* _Exercise brief_: Return each line of the records below that contains the word "title".

* _Provided entries_:
*** Block opens ***

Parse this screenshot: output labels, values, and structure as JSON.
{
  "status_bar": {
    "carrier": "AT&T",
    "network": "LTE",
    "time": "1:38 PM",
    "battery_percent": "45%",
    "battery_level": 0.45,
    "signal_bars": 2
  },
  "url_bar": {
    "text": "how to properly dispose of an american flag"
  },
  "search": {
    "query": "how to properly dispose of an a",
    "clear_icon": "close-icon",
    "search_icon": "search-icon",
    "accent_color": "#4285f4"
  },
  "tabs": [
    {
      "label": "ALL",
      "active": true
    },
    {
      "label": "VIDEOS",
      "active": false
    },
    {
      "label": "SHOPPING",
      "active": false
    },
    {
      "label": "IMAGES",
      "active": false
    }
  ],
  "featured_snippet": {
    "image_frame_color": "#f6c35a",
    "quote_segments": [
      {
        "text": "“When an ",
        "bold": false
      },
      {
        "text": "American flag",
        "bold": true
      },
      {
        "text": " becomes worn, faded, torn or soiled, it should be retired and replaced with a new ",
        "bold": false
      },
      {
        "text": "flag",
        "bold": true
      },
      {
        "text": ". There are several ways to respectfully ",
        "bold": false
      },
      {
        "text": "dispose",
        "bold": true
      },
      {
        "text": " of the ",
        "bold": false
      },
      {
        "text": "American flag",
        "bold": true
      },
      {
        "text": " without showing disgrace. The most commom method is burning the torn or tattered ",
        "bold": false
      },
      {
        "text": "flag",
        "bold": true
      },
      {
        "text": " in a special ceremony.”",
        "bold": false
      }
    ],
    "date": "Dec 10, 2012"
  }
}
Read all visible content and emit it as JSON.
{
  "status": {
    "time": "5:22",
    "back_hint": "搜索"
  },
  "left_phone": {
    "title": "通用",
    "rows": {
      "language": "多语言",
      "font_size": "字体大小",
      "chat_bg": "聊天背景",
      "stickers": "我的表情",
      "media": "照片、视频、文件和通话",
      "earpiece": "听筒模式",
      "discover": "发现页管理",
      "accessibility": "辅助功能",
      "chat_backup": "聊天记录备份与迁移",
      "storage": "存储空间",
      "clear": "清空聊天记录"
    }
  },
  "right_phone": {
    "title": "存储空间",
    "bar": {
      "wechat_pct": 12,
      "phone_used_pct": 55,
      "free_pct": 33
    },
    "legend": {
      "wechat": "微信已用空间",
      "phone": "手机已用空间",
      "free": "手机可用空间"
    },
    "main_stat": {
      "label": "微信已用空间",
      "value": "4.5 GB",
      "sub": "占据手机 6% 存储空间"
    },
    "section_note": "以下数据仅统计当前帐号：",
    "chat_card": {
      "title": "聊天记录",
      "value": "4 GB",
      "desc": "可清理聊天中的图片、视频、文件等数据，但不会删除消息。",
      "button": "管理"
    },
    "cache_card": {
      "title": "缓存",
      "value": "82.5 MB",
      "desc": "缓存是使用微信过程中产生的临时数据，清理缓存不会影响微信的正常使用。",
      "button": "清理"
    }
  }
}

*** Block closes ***

* _Written solution_:
    "title": "通用",
    "title": "存储空间",
      "title": "聊天记录",
      "title": "缓存",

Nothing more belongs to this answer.